News Register for our weekly news digest here.

Richard Gray (1928–2018)

Chicago art dealer and philanthropist Richard Gray, whose participation in the arts shaped the holdings of Chicago collectors and institutions but also influenced the international art world, died yesterday at age eighty-nine. In addition to his leading role at Richard Gray Gallery, he once served as president of both the Art Dealers Association of America and the Chicago Art Dealers Association. He was also a trustee of the Art Institute of Chicago, the Chicago Humanities Festival, and the Chicago Symphony Orchestra, among numerous other organizations and institutions in the city.   

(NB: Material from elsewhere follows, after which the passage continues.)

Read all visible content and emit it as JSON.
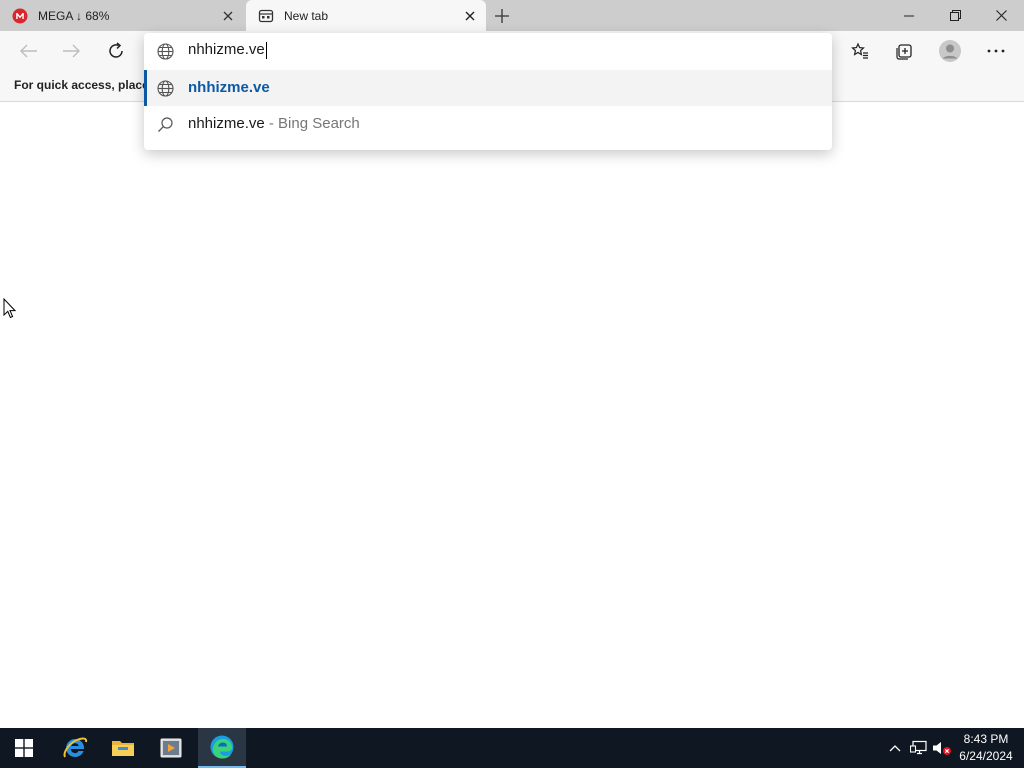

Gray’s eponymous gallery opened in 1963 and eventually became globally known for offering prominent twentieth-century art, often by artists who hadn’t previously shown their work in Chicago; among the artists whose work the gallery exhibited early on were Jules Olitski, Morris Louis, Louise Nevelson, and Hans Hofmann. The gallery also displayed work by Andy Warhol, Mark Rothko, Agnes Martin, and Roy Lichtenstein. Gray had expansive interests, and frequently showed African art and Aboriginal art as well as antiquities. About his own vast art collection—the majority of which were works on paper—Gray appeared nonchalant. “At no time . . . had I ever thought we were collecting, nor had I ever stopped to seriously compare myself to the sorts of people I worked with all the time as a dealer,” he once told Lawrence Weschler of the New Yorker.

The Richard Gray Gallery opened a second New York space, on Madison Avenue, in 1996, an initiative coordinated by Gray’s son Paul, who will take over the gallery alongside partners Valerie Carberry and Andrew Fabricant. Last year, the gallery expanded with another location in Chicago’s West End. The gallery now commonly presents art by Magdalena Abakanowicz, Theaster Gates, David Hockney, Jim Dine, and Rashid Johnson.

Gray is survived by his wife, Mary. In 2008, the Art Institute of Chicago established a Richard and Mary L. Gray Wing, and in 2011, the University of Chicago unveiled the Richard and Mary L. Gray Center for Arts and Inquiry. “There is a coherence to their philanthropy,” said former AIC president James Cuno. “[It is] focused on making a difference in the lives of citizens through the kind of arts that have meant so much in their own lives.”